when does not compile. I am not sure if there is a way to re-write that code so it compiles. However it is possible to avoid compiling it altogether. Clojure macros can be used to exclude code from compilation.
A macro can attempt importing a class and only if that succeeds emit the the code using the class. There are simpler ways to check if a class exists in the classpath, but it is important to call
import at compile time. That way the code can use simple class names (like
When applied to this problem, the solution might look like the sample below. The piece of code calling
import is a bit ugly with
eval etc. but it is tough to pass non-literal arguments to
import.
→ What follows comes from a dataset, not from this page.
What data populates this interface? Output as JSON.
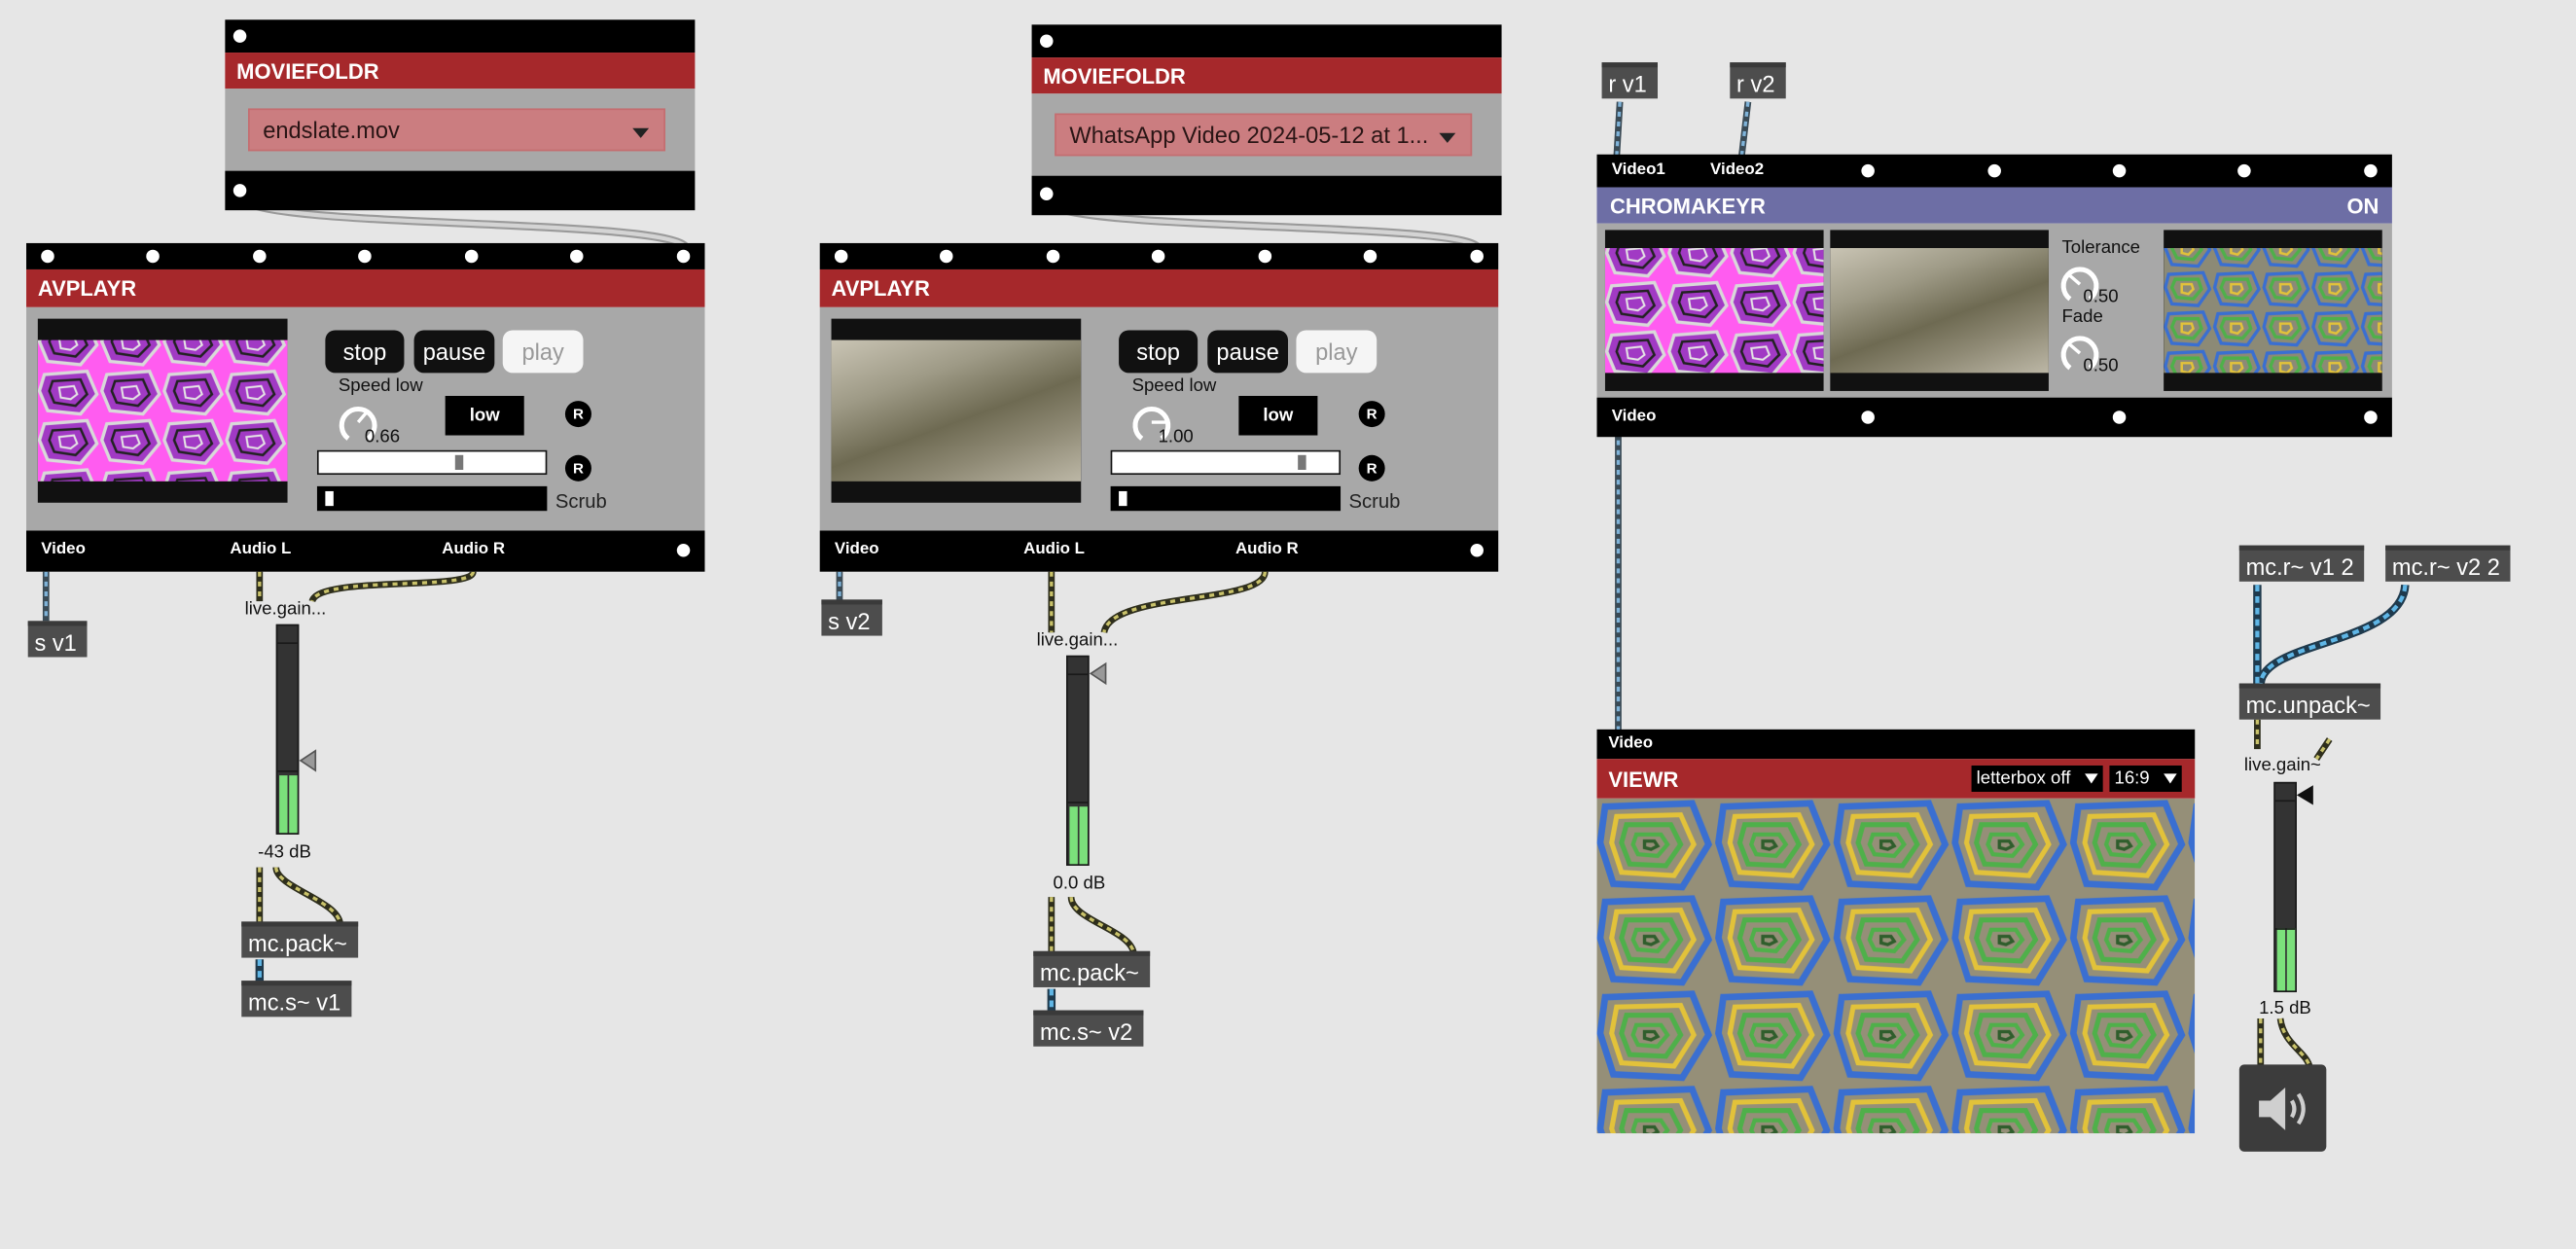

If there is no need for this code to be generic, the class name can be hard-coded and a few other things can be simplified.
"If clazz is successfully imported, emits (defn name args then)
Emits (defn name args else) otherwise."
[clazz name args then else]
(if (try (eval `(import ~clazz)) true (catch Exception e nil))
`(defn ~name ~args ~then)
`(defn ~name ~args ~else)))
;; if class exists
"fallback logic in case the class is not in classpath")
(defn -main [& args]
I should mention that the answer is heavily inspired by Jay Fields' blog post "Clojure: Conditionally Importing" and this answer.